Allens have a variety of art pieces throughout their Melrose home.
Vicky and Bill Allen have one of the finest small art museums in town. Their Melrose home is filled with art works, including painted china plates and plaques, oil paintings, and stained glass items, all of professional quality. What makes it so special is that the Allens created these works themselves. Bill even made the spectacular pair of stained glass windows that grace their front door.
Vicky is an expert china painter, who has been at her craft for some 20 years. Bill has also created lamps and more window panels.
Born in Spring Hill, Vicky Hommerding was raised in Melrose, where her family lived in the current St. Mary’s rectory. Bill, a Michigan native, worked for Ford Motors as an area representative for heavy truck sales. Vicky was a stay-at-home mom and hobby painter. They moved here in 1984 from Dearborn Heights, Mich., where they could buy a home large enough to fill with their art, plus their collection of bells, which now numbers close to 100. The creamer and sugar sets which line the tops of the kitchen cupboards came after they moved to Melrose.
When she lived in Michigan, Vicky, who had been working in oils, discovered china painting.
“I did oil painting for a long time, but it was more messy,” she says with a laugh. “Now I just have a little tray I can open.” She joined a group of like-minded artists.
“If you don’t belong to a group, you don’t really have the enthusiasm,” says Vicky, who still paints in oils, making her own creations or improving on the work of others. When she wanted to hang a flowery landscape print in her kitchen but the pink flowers in the foreground clashed with the color scheme, she repainted them in yellow. “She re-oiled it,” Bill says. She improved on the sky a bit, too.
To create a ceramic piece, Vicky starts with a blank piece of glazed porcelain. She mixes dry china paint, imported from Germany, with linseed oil to create a palette in a sectioned tray, then begins painting anything from flowers to Victorian ladies to wildlife scenes. Occasionally she uses a pattern, but most of the designs are her own. “I think everybody does a little copying!” she confides. In addition to plates, she makes large jardinieres, jugs, trays, and even a little marble table top.

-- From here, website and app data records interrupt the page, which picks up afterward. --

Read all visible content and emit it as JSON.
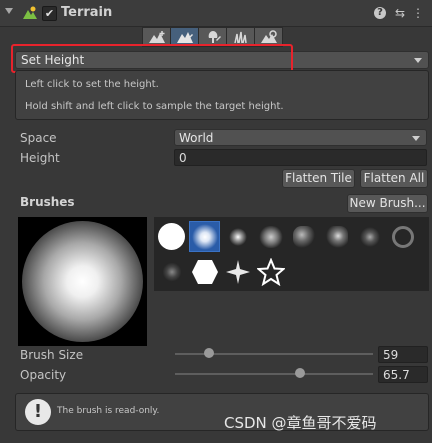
{
  "header": {
    "title": "Terrain",
    "enabled_check": "✔",
    "help_icon": "?",
    "settings_icon": "⇆",
    "more_icon": "⋮"
  },
  "tool_tabs": [
    {
      "name": "raise-lower",
      "selected": false
    },
    {
      "name": "paint-terrain",
      "selected": true
    },
    {
      "name": "place-trees",
      "selected": false
    },
    {
      "name": "paint-details",
      "selected": false
    },
    {
      "name": "terrain-settings",
      "selected": false
    }
  ],
  "paint_mode": {
    "value": "Set Height"
  },
  "help": {
    "line1": "Left click to set the height.",
    "line2": "Hold shift and left click to sample the target height."
  },
  "space": {
    "label": "Space",
    "value": "World"
  },
  "height": {
    "label": "Height",
    "value": "0"
  },
  "buttons": {
    "flatten_tile": "Flatten Tile",
    "flatten_all": "Flatten All",
    "new_brush": "New Brush..."
  },
  "brushes": {
    "title": "Brushes",
    "selected_index": 1
  },
  "brush_size": {
    "label": "Brush Size",
    "value": "59",
    "fraction": 0.17
  },
  "opacity": {
    "label": "Opacity",
    "value": "65.7",
    "fraction": 0.63
  },
  "info": {
    "icon": "!",
    "text": "The brush is read-only."
  },
  "watermark": "CSDN @章鱼哥不爱码",
  "colors": {
    "accent": "#2a5ca8",
    "highlight_box": "#e8232c"
  }
}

Her small kiln is tucked in a storage closet, ready for the first firing. The colors will fade in the kiln, so the piece has to be repainted and re-fired, three or sometimes four times.
Bill started working in stained glass in the 1950s, “just for my own amusement or whatever you want to call it.” His lampshades and lamp bases glow in muted colors all over the house. The wind broke his stained glass birdfeeder, but he’s philosophical about it: “The birds just come for the food. They couldn’t care less.” His stained glass morning glories climb up a china cabinet door.
“It’s not that complicated,” he says modestly.
His most spectacular pieces flank the front door, where two ships in full sail are surrounded by intricate frames. He made the ships in Michigan, found the perfect place to install them in his Melrose home, then designed and added the frames.
Some day, the Allens say, their son and daughter will inherit their art works, but they cheerfully admit that most of it will wind up in a garage sale. If it does, it promises to be a sensational one.
Bill has never considered making his glass art on commission.
“It takes too much time and it’s too costly. If you’re going to go commercial, you have to spend a lot of time and the effort.”
And that’s something the Allens don’t want to deal with as they enjoy their well-earned and artistic retirement in Melrose.